An Expert Approach to Individualizing Care for Patients with Fibromyalgia - Episode 1
Daniel J. Clauw, MD, describes the role the brain and CNS play in controlling the setting of nociplastic pain in patients with fibromyalgia and highlights increased patient sensitivity to sensory stimuli.
This is a video synopsis of a discussion involving Daniel J. Clauw, MD, a professor of anesthesiology, medicine/rheumatology, and psychiatry at the University of Michigan. Dr. Clauw focuses on the management of fibromyalgia, a prototypical central pain condition, exploring terms such as nociplastic pain and central sensitization.

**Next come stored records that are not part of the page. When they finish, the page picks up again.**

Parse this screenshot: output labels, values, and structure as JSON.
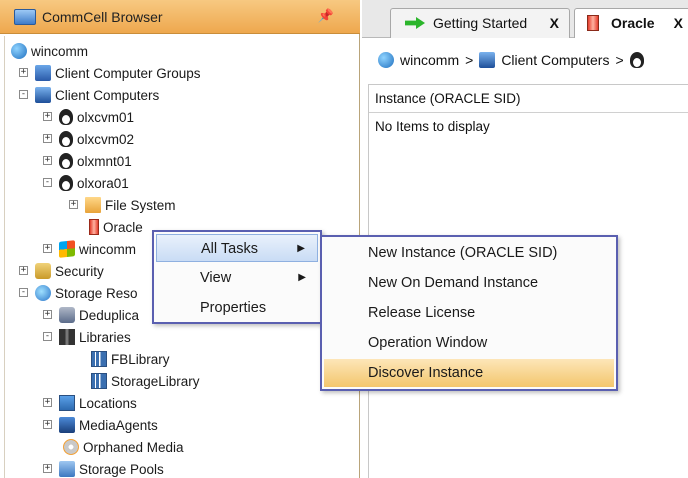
{
  "left_panel": {
    "title": "CommCell Browser",
    "pin": "p",
    "tree": [
      {
        "label": "wincomm"
      },
      {
        "label": "Client Computer Groups"
      },
      {
        "label": "Client Computers"
      },
      {
        "label": "olxcvm01"
      },
      {
        "label": "olxcvm02"
      },
      {
        "label": "olxmnt01"
      },
      {
        "label": "olxora01"
      },
      {
        "label": "File System"
      },
      {
        "label": "Oracle"
      },
      {
        "label": "wincomm"
      },
      {
        "label": "Security"
      },
      {
        "label": "Storage Reso"
      },
      {
        "label": "Deduplica"
      },
      {
        "label": "Libraries"
      },
      {
        "label": "FBLibrary"
      },
      {
        "label": "StorageLibrary"
      },
      {
        "label": "Locations"
      },
      {
        "label": "MediaAgents"
      },
      {
        "label": "Orphaned Media"
      },
      {
        "label": "Storage Pools"
      }
    ]
  },
  "right_panel": {
    "tabs": [
      {
        "label": "Getting Started",
        "close": "X"
      },
      {
        "label": "Oracle",
        "close": "X"
      }
    ],
    "breadcrumb": {
      "root": "wincomm",
      "sep": ">",
      "item": "Client Computers",
      "sep2": ">"
    },
    "column_header": "Instance (ORACLE SID)",
    "empty_text": "No Items to display"
  },
  "context_menu": {
    "items": [
      {
        "label": "All Tasks",
        "arrow": "▶"
      },
      {
        "label": "View",
        "arrow": "▶"
      },
      {
        "label": "Properties"
      }
    ]
  },
  "submenu": {
    "items": [
      {
        "label": "New Instance (ORACLE SID)"
      },
      {
        "label": "New On Demand Instance"
      },
      {
        "label": "Release License"
      },
      {
        "label": "Operation Window"
      },
      {
        "label": "Discover Instance"
      }
    ]
  },
  "colors": {
    "header_orange": "#eea84e",
    "menu_border": "#5a5fb0",
    "highlight_orange": "#f3c66d"
  }
}
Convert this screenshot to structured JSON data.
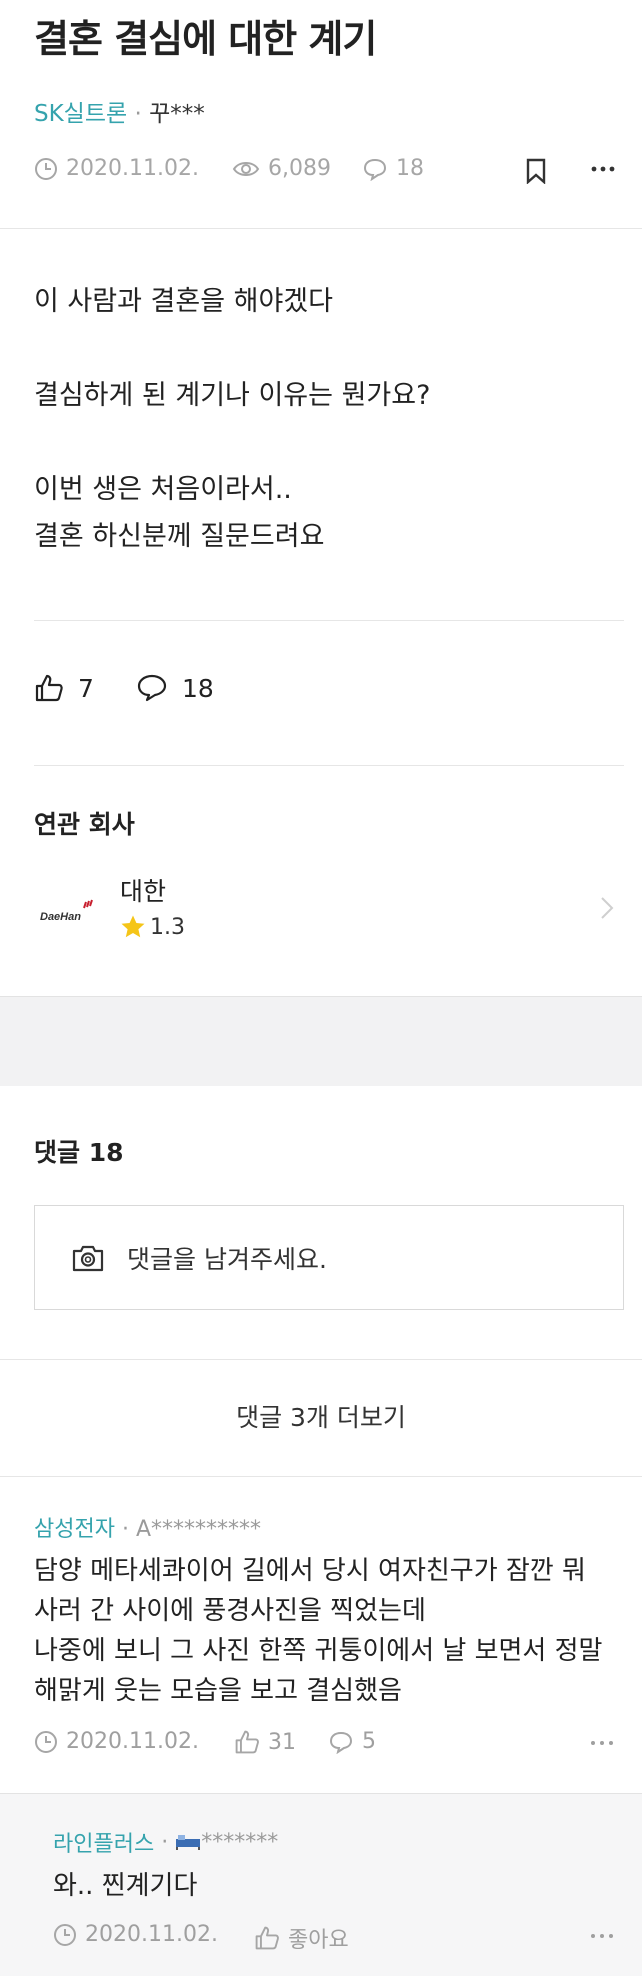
{
  "post": {
    "title": "결혼 결심에 대한 계기",
    "company": "SK실트론",
    "author": "꾸***",
    "date": "2020.11.02.",
    "views": "6,089",
    "comment_count": "18",
    "body": [
      "이 사람과 결혼을 해야겠다",
      "결심하게 된 계기나 이유는 뭔가요?",
      "이번 생은 처음이라서..",
      "결혼 하신분께 질문드려요"
    ],
    "likes": "7",
    "comments": "18"
  },
  "related": {
    "section_title": "연관 회사",
    "company_name": "대한",
    "logo_text": "DaeHan",
    "rating": "1.3"
  },
  "comments_section": {
    "title": "댓글 18",
    "input_placeholder": "댓글을 남겨주세요.",
    "more_label": "댓글 3개 더보기"
  },
  "comment": {
    "company": "삼성전자",
    "author": "A**********",
    "lines": [
      "담양 메타세콰이어 길에서 당시 여자친구가 잠깐 뭐",
      "사러 간 사이에 풍경사진을 찍었는데",
      "나중에 보니 그 사진 한쪽 귀퉁이에서 날 보면서 정말",
      "해맑게 웃는 모습을 보고 결심했음"
    ],
    "date": "2020.11.02.",
    "likes": "31",
    "replies": "5"
  },
  "reply": {
    "company": "라인플러스",
    "author": "*******",
    "text": "와.. 찐계기다",
    "date": "2020.11.02.",
    "like_label": "좋아요"
  },
  "colors": {
    "accent": "#35a3ad",
    "star": "#f5c518",
    "logo_red": "#c8202f"
  },
  "icons": [
    "clock-icon",
    "eye-icon",
    "comment-icon",
    "bookmark-icon",
    "more-icon",
    "thumbs-up-icon",
    "star-icon",
    "chevron-right-icon",
    "camera-icon",
    "bed-icon"
  ]
}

In the discussion, Dr. Clauw explains that fibromyalgia involves pain that is either amplified or caused by the central nervous system. He emphasizes that individuals with fibromyalgia not only experience pain but also suffer from associated symptoms, such as fatigue, sleep problems, memory issues, and mood disorders. These individuals exhibit heightened sensitivity not only to pain but also to various sensory stimuli, including light, noise, and odors.
The international group of pain researchers identifies nociplastic pain as the underlying mechanism in fibromyalgia, making it a poster child for this type of pain. Dr. Clauw highlights the multifaceted nature of fibromyalgia, linking it to a rapidly advancing understanding of the brain's involvement in the condition. Certain brain regions, such as the insula, are identified as crucial in amplifying the pain experienced by individuals with fibromyalgia.
Video synopsis is AI-generated and reviewed by HCPLive® editorial staff.